Clinton's "welfare reform".
Historical minimum wages and their decline in real value.
Banking deregulation that leads to insecurity and people abusing welfare.
Watching this is embarrassing. I'm a liberal who recently moved to an area where people blatantly abuse the (US) welfare system, and I am looking to learn more about the successes and failures of the system.
Instead, I find this posh curmudgeon who is trying to establish a causal relationship between government benefits and soccer hooliganism, and who claims that health care in one welfare state (Britain) is worse than in another welfare state (France) because of the welfare state.
Oh, but I did learn that what we call "Congress", Brits call "Parliament". Hey, thanks. You've reinforced my stereotype that bankers and journalists are idiotic pseudo-thinkers.
Can anyone point me to where I can find some intelligent criticisms of extensive welfare systems?
I agree with @pokerandwine.
People with extreme disabilities or the elderly have an excuse to gain help from welfare. Other than that, as @pokerandwine said, welfare funds should go towards a better and cheaper health care system. If you have your health, then you should be able to work as needed. Health care should be one of our top priorities anyway.
In San Francisco, if you are 'homeless' and fill out the proper forms, you can receive up to $1200/month. That is a pretty ridiculous sum of money for not doing anything constructive in society. And the panhandling is just to make some extra income. I do not want my tax dollars supporting this. If we have a better health care system and no welfare, I bet these 'homeless' people would get off their lazy butts and get a job like the rest of us. But until then, they will continue reaping the benefits of other people's hard work.
The problem is once you grow the size of government, you need the welfare state. Consider a simple case. Who gets to teach in a public school? Well the government monopoly chooses. In a free market, you, the individual can start your own school and offer services.
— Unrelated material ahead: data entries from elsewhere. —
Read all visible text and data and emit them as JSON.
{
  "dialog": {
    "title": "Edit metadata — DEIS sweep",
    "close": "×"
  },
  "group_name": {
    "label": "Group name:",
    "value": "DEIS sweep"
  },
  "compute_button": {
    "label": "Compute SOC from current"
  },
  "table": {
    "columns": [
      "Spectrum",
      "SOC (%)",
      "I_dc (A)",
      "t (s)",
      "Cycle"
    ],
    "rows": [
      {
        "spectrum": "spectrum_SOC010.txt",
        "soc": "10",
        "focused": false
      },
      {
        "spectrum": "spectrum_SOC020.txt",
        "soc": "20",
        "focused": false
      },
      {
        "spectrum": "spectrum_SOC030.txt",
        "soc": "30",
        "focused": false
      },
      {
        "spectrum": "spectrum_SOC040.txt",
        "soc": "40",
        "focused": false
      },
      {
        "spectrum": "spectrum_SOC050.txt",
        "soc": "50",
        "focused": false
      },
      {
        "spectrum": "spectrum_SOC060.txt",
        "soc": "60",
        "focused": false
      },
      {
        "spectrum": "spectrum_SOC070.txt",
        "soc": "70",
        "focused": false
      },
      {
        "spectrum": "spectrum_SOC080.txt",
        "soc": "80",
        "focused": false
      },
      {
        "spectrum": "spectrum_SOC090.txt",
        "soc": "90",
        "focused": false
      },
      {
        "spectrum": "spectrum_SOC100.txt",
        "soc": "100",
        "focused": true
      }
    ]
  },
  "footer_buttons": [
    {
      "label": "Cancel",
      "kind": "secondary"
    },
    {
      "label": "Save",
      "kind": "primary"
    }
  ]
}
If you can't succeed, it is your own failure.
As government becomes the primary means of employment in either education, healthcare, or just corporate handouts, the individual is less and less to blame for his/her situation. After all, it is the government's fault for employment person X and not person Y for a certain job.
To make up for this, you ultimately need to have a welfare state with handouts for those whom the government has not decided to employ. Take that away, and you will watch massive civil disobedience rise as the government is spending all the countries wealth on the select public servants or corporate cronies and the left over people are starving.
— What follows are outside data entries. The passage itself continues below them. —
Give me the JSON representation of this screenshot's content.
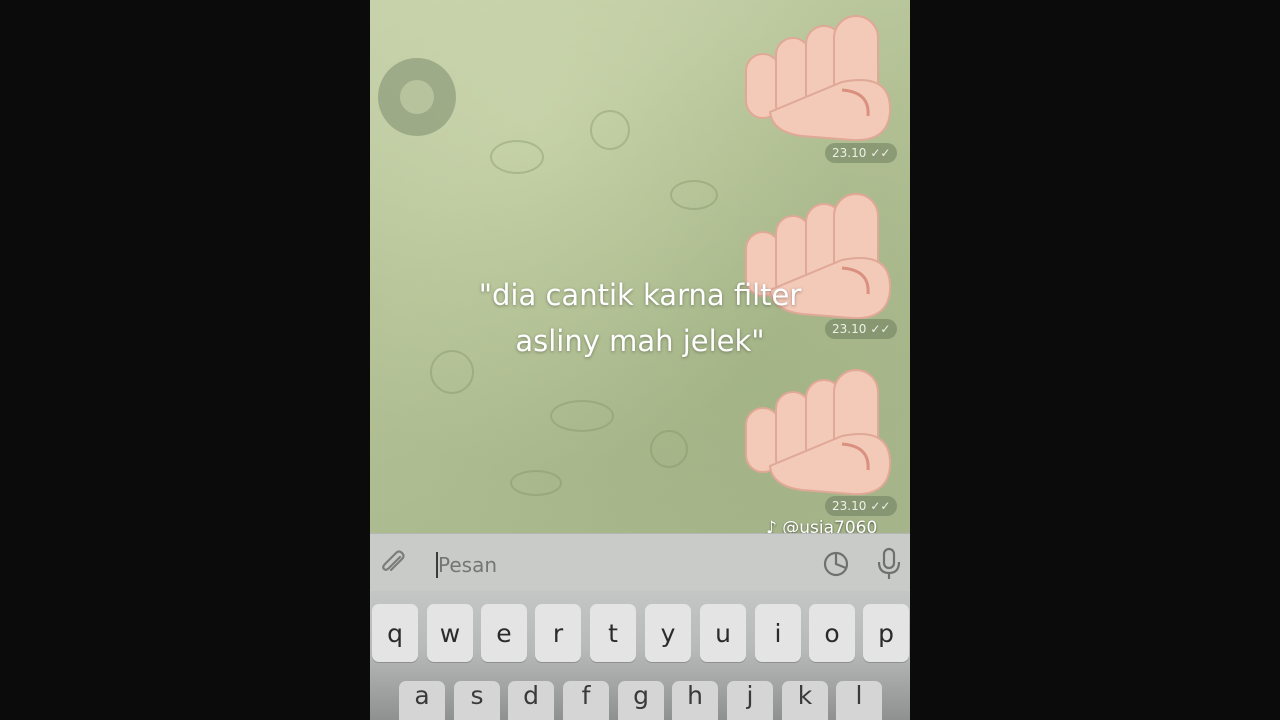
{
  "chat": {
    "messages": [
      {
        "sticker": "pointing-fist-sticker",
        "time": "23.10",
        "status": "read-double-check"
      },
      {
        "sticker": "pointing-fist-sticker",
        "time": "23.10",
        "status": "read-double-check"
      },
      {
        "sticker": "pointing-fist-sticker",
        "time": "23.10",
        "status": "read-double-check"
      }
    ]
  },
  "overlay": {
    "line1": "\"dia cantik karna filter",
    "line2": "asliny mah jelek\""
  },
  "watermark": "@usia7060",
  "composer": {
    "placeholder": "Pesan",
    "attach_icon": "paperclip-icon",
    "sticker_icon": "sticker-icon",
    "mic_icon": "microphone-icon"
  },
  "keyboard": {
    "row1": [
      "q",
      "w",
      "e",
      "r",
      "t",
      "y",
      "u",
      "i",
      "o",
      "p"
    ],
    "row2": [
      "a",
      "s",
      "d",
      "f",
      "g",
      "h",
      "j",
      "k",
      "l"
    ]
  },
  "colors": {
    "background": "#0b0b0b",
    "chat_bg": "#b3c195",
    "skin": "#f3c9b8"
  }
}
You cannot have it both ways. You either get rid of government monopolies in healthcare, education, transit... or you keep the welfare rolls going. Take your pick.
I will be even more radical than previous contributors. Welfare system that exists right now in the US should be completely eliminated rather than reformed. Not only it kills desire of self-development and diminishes ambitions, but as Chris and Rachel mentioned, it breeds a lazy generation of losers and underachievers. I was originally born in the country where the welfare fund doesn't not exist with the exception of extreme disabilities. That motivates people to learn and improve. It's amazing how in US, the land of opportunities, people choose to collect unemployment checks and stay out of college.
I believe that tax money that government sends to welfare fund could be better used by establishing a more affordable healthcare system.
I hate to say it but ls1z28chris is absolutely right. I think we are a very spoiled country right now and many people (obviously not all) milk the system as much as they can because we live in a very materialistic country. Even in the state that the economy is in right now people continuously have a materialistic and lazy attitude because that is what this generation grew up in. I know countless people that trick the system so they can get food stamps for example. I think people need to appreciate the handout but also realize when they need to sacrifice things and work a little harder.